Project Context and Design Challenges
The project site was a former industrial site for Sylvania in need of extreme remediation. Trees that had been planted at an earlier adjacent residential project had either died or failed to grow much. Through soils testing, discussions with maintenance staff & consultation with an arborist it was discovered that the site’s soils, once under the factory floor, had been compacted to the point of impermeability (a soil boring drill bit actually broke during sampling). The soil was biologically dead with only scant traces of organic matter and unable to support plant life of any kind. In addition, despite the existence of a traditional subsurface storm water system that emptied directly into the marsh, the flat site had drainage issues, which were also decreasing the quality of the soils. The tidal marsh itself, was an untapped resource with the potential to offer recreational opportunities including exceptional bird watching, but existing Atlantic Hall largely hid it from the rest of the campus.
This campus had traditionally been a largely commuter campus and the landscape had developed around accommodating the car. The landscape architect worked closely with the client & architect from the beginning, looking at alternative ways to organize the building that would create high quality outdoor spaces that could bring unity to a disjointed commuter campus, connect pedestrians to the tidal marsh and create a more sensitive approach to stormwater. This portion of campus has minimal open space and the client wanted to establish a more traditional campus development pattern. The resulting “Z-shaped” residence hall forms two new courtyards, connected by a 2-story outdoor portal that frames views of the tidal marsh to the south.The site design is organized along a strong central spine, an exposed aggregate walkway that orients the courtyards to the marsh. A seldom-used vehicular drop-off was eliminated at the front of the site to create the northern “campus green” courtyard which serves as a gathering space and the main entry to the hall and cafeteria. An existing landform from the industrial past of the site was retained but intersected by a long, board-formed concrete seat wall that directs pedestrians to the building entrances. The southern “marsh courtyard” features a tilted lawn open space for recreation and a 180’ long bio-swale that collects the site’s storm water and extends in a straight line toward the marsh. A phase two walkway extension will terminate at an overlook at the marsh edge (due to permitting requirements and the aggressive schedule of the residence hall, the overlook was postponed to the second phase of the project, slated to begin in 2012).
The soil in the central courtyard space was augmented, aerated, and graded to create a tilted lawn plane. This improves overland drainage, breaks up soil compaction, provides an open play area, and adds visual interest to what used to be an extremely flat site. Nearly 10% of the $1.8 million landscape budget was spent on site remediation. Storm water from both courtyards, 41,000 square feet of roof area, and adjacent plazas flows into a linear bio-swale which is which is filled with native grasses, rushes, and perennials. Here silt and contaminants are filtered out and most of the storm water infiltrates back into the ground. What doesn’t infiltrate is slowly released into the tidal marsh.
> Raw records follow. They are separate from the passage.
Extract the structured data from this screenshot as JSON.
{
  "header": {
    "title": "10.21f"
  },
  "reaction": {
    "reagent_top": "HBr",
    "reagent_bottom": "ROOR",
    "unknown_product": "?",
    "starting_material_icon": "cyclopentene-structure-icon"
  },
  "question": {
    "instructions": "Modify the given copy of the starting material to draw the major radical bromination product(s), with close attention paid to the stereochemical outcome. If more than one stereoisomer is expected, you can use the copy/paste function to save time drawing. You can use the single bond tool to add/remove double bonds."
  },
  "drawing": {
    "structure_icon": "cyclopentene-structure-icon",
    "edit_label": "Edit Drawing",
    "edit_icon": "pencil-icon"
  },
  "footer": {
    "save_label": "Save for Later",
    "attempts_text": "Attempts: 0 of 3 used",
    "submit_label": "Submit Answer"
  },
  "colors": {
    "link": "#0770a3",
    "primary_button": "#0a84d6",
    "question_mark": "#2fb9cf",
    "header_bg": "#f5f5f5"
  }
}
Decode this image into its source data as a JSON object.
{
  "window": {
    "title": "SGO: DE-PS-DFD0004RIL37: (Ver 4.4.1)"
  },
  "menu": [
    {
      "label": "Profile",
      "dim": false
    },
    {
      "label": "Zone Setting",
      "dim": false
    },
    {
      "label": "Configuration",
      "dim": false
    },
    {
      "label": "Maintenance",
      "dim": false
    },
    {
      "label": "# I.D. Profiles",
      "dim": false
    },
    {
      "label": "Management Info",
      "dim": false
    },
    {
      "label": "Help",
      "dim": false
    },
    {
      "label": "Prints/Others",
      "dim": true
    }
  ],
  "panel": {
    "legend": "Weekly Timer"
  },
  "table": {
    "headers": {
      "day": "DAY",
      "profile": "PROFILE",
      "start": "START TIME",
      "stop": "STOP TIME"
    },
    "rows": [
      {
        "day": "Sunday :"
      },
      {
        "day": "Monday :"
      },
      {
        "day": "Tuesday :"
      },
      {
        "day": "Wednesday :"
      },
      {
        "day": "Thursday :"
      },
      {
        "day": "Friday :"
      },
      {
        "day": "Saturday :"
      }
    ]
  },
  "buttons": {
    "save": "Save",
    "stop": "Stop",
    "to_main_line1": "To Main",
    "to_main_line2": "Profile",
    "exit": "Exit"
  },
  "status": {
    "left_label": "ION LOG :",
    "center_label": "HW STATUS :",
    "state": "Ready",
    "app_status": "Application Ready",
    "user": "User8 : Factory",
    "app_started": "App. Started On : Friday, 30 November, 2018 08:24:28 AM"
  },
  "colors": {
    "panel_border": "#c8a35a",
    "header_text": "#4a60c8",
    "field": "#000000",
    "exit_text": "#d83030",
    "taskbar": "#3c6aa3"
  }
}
The bio-swale is lined with stone-filled gabions on one side, evoking the feel of a wharf, an appropriate reference for historic “seafaring” Salem. The tilted lawn forms the opposite side, providing extra holding capacity in unusually large rain events. This was tested shortly after construction completion when Salem experienced a massive rain storm. The water extended 20’ into the tilted lawn but had completely receded to the bio-swale one hour later. The gabion system, with its Ipe stadium seating and gangplank bridges, also gives an architectural expression to a natural process and allows for informal gathering in the midst of natural storm water management. LED lighting is concealed underneath the gangplanks, illuminating the bio-swale at night. In addition, a 6,200 square foot sedum green roof extends over the lower level dining hall, lending a green foreground view from the dorm rooms above, slowing the storm water flow and providing additional environmental and building operations benefits. The sedums are arranged by variety in architectural bands separated by beach pebble runnels. The bands align with the paving geometry on the ground, creating a strong correlation when viewed from the residential rooms above. As the sedum varieties migrate over time the bands will become less graphic demonstrating the process of plant naturalization and colonization.
This project combines and highlights soil remediation and storm water management in a central campus environment with everyday use by college students. Marsh Hall shows that these two seemingly opposite goals can coexist. The formal, contextually appropriate character of the walls, seating areas, and gangplank bridges encourages student use, while the careful study and augmentation of the soil and the creation of the bio-swale allow for a healthier campus and adjacent tidal marsh. Most critical, though, is the fact that hundreds of students will interact, on a daily basis, with a natural storm water system. This will undoubtedly make them more aware and accepting of this innovative, environmentally beneficial technology.